* _Task description_
The response should be the complete listing below, unchanged.

* _Provided data_
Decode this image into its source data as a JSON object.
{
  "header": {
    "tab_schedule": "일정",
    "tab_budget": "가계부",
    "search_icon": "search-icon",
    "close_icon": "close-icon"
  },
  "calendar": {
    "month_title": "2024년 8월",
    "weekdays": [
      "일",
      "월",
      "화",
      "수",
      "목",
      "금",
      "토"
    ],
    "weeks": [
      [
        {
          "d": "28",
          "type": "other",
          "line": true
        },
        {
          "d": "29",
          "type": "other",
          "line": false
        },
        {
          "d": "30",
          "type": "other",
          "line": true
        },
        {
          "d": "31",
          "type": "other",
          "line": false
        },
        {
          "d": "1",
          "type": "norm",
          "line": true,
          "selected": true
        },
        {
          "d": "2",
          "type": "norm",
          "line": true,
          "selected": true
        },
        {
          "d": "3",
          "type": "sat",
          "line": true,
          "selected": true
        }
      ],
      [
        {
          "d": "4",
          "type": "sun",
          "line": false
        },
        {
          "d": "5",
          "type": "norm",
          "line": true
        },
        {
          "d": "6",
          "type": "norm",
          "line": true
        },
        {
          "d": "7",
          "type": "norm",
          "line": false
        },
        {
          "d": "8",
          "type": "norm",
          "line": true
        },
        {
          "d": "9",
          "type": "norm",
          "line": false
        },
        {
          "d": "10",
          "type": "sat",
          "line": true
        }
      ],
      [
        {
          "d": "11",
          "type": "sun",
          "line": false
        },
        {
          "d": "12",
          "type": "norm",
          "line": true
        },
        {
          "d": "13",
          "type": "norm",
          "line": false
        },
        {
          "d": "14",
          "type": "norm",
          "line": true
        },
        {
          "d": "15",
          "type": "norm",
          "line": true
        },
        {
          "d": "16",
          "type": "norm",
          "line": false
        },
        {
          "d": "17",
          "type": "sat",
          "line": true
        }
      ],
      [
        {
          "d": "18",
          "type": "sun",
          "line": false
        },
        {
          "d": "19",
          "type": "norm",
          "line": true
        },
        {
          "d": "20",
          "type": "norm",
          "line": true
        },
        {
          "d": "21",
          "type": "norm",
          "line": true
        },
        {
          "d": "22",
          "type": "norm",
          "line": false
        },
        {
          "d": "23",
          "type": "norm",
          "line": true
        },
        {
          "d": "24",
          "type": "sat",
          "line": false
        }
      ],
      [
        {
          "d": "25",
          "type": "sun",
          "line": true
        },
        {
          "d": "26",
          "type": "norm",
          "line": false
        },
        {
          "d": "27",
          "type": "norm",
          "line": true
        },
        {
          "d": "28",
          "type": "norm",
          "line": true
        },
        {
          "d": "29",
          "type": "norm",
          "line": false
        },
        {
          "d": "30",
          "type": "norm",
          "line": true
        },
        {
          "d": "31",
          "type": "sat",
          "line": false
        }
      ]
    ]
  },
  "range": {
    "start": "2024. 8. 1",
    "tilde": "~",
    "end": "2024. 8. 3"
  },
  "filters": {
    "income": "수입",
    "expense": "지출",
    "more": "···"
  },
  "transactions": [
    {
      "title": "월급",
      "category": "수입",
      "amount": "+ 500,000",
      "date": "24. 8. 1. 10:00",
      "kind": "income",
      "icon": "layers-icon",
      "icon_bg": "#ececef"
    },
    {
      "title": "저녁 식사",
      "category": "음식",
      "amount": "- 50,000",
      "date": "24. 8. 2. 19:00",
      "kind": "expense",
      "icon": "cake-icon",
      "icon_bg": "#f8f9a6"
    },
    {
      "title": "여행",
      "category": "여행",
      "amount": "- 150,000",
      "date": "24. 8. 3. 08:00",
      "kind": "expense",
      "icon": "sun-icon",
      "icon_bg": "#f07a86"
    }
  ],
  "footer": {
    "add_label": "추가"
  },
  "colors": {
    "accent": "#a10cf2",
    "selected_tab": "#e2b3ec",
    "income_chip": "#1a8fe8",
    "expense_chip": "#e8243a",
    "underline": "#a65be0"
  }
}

* _Reply_
Decode this image into its source data as a JSON object.
{
  "header": {
    "tab_schedule": "일정",
    "tab_budget": "가계부",
    "search_icon": "search-icon",
    "close_icon": "close-icon"
  },
  "calendar": {
    "month_title": "2024년 8월",
    "weekdays": [
      "일",
      "월",
      "화",
      "수",
      "목",
      "금",
      "토"
    ],
    "weeks": [
      [
        {
          "d": "28",
          "type": "other",
          "line": true
        },
        {
          "d": "29",
          "type": "other",
          "line": false
        },
        {
          "d": "30",
          "type": "other",
          "line": true
        },
        {
          "d": "31",
          "type": "other",
          "line": false
        },
        {
          "d": "1",
          "type": "norm",
          "line": true,
          "selected": true
        },
        {
          "d": "2",
          "type": "norm",
          "line": true,
          "selected": true
        },
        {
          "d": "3",
          "type": "sat",
          "line": true,
          "selected": true
        }
      ],
      [
        {
          "d": "4",
          "type": "sun",
          "line": false
        },
        {
          "d": "5",
          "type": "norm",
          "line": true
        },
        {
          "d": "6",
          "type": "norm",
          "line": true
        },
        {
          "d": "7",
          "type": "norm",
          "line": false
        },
        {
          "d": "8",
          "type": "norm",
          "line": true
        },
        {
          "d": "9",
          "type": "norm",
          "line": false
        },
        {
          "d": "10",
          "type": "sat",
          "line": true
        }
      ],
      [
        {
          "d": "11",
          "type": "sun",
          "line": false
        },
        {
          "d": "12",
          "type": "norm",
          "line": true
        },
        {
          "d": "13",
          "type": "norm",
          "line": false
        },
        {
          "d": "14",
          "type": "norm",
          "line": true
        },
        {
          "d": "15",
          "type": "norm",
          "line": true
        },
        {
          "d": "16",
          "type": "norm",
          "line": false
        },
        {
          "d": "17",
          "type": "sat",
          "line": true
        }
      ],
      [
        {
          "d": "18",
          "type": "sun",
          "line": false
        },
        {
          "d": "19",
          "type": "norm",
          "line": true
        },
        {
          "d": "20",
          "type": "norm",
          "line": true
        },
        {
          "d": "21",
          "type": "norm",
          "line": true
        },
        {
          "d": "22",
          "type": "norm",
          "line": false
        },
        {
          "d": "23",
          "type": "norm",
          "line": true
        },
        {
          "d": "24",
          "type": "sat",
          "line": false
        }
      ],
      [
        {
          "d": "25",
          "type": "sun",
          "line": true
        },
        {
          "d": "26",
          "type": "norm",
          "line": false
        },
        {
          "d": "27",
          "type": "norm",
          "line": true
        },
        {
          "d": "28",
          "type": "norm",
          "line": true
        },
        {
          "d": "29",
          "type": "norm",
          "line": false
        },
        {
          "d": "30",
          "type": "norm",
          "line": true
        },
        {
          "d": "31",
          "type": "sat",
          "line": false
        }
      ]
    ]
  },
  "range": {
    "start": "2024. 8. 1",
    "tilde": "~",
    "end": "2024. 8. 3"
  },
  "filters": {
    "income": "수입",
    "expense": "지출",
    "more": "···"
  },
  "transactions": [
    {
      "title": "월급",
      "category": "수입",
      "amount": "+ 500,000",
      "date": "24. 8. 1. 10:00",
      "kind": "income",
      "icon": "layers-icon",
      "icon_bg": "#ececef"
    },
    {
      "title": "저녁 식사",
      "category": "음식",
      "amount": "- 50,000",
      "date": "24. 8. 2. 19:00",
      "kind": "expense",
      "icon": "cake-icon",
      "icon_bg": "#f8f9a6"
    },
    {
      "title": "여행",
      "category": "여행",
      "amount": "- 150,000",
      "date": "24. 8. 3. 08:00",
      "kind": "expense",
      "icon": "sun-icon",
      "icon_bg": "#f07a86"
    }
  ],
  "footer": {
    "add_label": "추가"
  },
  "colors": {
    "accent": "#a10cf2",
    "selected_tab": "#e2b3ec",
    "income_chip": "#1a8fe8",
    "expense_chip": "#e8243a",
    "underline": "#a65be0"
  }
}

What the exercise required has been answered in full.